**WHAT THE EXERCISE ASKS**
Say the number of lines in the records below that hold the word "Overview", and only that number.

=== Begin Enclosure ===

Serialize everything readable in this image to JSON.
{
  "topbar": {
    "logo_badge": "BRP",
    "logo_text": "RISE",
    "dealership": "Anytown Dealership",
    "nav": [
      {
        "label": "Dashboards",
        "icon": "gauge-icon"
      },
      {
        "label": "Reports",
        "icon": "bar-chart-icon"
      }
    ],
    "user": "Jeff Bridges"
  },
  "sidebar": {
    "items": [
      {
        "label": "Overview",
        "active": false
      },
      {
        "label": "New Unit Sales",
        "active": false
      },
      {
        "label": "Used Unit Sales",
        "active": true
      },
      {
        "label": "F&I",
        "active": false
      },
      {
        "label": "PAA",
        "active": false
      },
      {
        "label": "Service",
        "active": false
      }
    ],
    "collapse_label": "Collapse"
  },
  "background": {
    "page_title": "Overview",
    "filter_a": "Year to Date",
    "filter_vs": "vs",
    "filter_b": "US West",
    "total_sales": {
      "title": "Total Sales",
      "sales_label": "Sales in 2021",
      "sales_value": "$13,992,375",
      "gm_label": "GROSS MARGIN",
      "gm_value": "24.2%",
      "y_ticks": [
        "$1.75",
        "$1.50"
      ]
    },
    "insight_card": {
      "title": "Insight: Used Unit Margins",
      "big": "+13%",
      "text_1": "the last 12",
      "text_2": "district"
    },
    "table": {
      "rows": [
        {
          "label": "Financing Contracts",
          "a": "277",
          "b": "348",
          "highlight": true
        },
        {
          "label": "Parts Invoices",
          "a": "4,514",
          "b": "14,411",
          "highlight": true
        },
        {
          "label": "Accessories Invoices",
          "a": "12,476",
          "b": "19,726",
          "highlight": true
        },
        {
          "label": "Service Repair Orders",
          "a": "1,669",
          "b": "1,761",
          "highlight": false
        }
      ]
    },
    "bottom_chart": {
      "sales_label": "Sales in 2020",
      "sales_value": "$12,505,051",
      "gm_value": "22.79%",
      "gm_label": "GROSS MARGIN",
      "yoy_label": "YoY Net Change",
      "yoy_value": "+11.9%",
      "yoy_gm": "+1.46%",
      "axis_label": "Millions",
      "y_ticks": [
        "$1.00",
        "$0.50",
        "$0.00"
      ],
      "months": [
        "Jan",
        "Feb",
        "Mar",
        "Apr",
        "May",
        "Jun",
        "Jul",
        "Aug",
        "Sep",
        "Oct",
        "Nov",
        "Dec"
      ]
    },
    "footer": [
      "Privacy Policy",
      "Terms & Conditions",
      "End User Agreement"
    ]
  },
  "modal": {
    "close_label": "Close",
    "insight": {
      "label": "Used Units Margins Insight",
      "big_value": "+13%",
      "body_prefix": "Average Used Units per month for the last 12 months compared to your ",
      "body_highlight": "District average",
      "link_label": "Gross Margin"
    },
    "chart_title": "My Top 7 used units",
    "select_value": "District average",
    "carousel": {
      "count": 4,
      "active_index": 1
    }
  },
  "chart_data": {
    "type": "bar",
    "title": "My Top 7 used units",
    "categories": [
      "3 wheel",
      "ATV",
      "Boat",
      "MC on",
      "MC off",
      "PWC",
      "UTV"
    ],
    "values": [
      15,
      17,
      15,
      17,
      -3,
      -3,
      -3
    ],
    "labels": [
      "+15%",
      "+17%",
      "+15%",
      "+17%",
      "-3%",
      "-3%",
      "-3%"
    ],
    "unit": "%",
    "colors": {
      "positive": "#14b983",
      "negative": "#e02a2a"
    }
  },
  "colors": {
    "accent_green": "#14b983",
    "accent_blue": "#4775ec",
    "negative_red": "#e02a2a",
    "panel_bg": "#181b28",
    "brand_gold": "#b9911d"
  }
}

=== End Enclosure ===
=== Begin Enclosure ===

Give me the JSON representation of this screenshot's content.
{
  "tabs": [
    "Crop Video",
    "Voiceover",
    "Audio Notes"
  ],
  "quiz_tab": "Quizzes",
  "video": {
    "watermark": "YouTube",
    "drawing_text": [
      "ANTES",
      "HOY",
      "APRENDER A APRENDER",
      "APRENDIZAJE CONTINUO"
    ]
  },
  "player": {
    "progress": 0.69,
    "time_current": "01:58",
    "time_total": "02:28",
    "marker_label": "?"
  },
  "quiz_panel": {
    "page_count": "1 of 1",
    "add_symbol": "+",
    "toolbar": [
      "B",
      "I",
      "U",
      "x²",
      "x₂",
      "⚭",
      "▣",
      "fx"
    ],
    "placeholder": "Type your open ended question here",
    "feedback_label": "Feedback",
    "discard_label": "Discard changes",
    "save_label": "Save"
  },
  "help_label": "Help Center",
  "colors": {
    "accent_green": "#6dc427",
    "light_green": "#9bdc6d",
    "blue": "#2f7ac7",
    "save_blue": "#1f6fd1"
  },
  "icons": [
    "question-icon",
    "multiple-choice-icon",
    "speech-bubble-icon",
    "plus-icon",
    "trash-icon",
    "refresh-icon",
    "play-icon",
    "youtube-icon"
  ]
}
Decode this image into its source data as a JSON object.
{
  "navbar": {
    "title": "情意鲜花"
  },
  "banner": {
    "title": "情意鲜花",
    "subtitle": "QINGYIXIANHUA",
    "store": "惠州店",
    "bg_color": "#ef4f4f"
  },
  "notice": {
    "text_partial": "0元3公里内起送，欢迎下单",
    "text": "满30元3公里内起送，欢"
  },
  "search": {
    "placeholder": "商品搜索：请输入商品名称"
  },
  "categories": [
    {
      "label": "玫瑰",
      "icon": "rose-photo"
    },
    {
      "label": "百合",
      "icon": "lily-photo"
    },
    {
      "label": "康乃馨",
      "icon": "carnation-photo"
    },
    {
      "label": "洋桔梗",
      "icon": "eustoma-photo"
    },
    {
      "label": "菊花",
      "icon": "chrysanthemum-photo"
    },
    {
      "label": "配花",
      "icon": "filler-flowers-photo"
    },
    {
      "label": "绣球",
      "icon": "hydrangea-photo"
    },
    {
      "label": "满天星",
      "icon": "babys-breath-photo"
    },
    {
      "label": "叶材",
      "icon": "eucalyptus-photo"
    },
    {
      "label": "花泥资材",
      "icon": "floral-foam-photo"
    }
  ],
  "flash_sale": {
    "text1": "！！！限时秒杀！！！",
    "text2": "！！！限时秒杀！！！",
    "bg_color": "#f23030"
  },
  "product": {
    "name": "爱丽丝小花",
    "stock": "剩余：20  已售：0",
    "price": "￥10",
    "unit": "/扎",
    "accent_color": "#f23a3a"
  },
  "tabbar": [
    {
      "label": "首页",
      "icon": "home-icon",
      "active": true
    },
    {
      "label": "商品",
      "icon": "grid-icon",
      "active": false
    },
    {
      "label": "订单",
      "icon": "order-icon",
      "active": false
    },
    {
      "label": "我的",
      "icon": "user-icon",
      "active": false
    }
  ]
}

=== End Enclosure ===
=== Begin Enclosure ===

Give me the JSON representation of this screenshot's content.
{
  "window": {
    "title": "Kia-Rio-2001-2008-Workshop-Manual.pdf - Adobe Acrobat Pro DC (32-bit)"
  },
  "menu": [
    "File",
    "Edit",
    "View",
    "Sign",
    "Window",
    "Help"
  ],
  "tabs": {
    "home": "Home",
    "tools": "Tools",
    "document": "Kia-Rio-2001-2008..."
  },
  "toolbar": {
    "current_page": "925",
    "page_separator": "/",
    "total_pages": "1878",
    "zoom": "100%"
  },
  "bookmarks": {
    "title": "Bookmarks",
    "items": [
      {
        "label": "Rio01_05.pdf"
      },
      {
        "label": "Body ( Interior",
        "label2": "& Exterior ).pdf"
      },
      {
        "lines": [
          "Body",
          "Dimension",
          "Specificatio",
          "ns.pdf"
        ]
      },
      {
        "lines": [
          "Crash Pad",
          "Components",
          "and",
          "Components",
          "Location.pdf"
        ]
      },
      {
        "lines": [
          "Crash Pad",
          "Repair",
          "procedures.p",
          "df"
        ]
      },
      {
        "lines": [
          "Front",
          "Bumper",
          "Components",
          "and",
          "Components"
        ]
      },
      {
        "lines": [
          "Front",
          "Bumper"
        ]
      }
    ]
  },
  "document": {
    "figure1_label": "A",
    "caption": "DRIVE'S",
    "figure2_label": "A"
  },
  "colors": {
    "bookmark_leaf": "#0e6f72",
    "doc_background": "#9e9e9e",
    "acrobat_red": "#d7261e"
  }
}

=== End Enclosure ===

**WRITTEN ANSWER**
2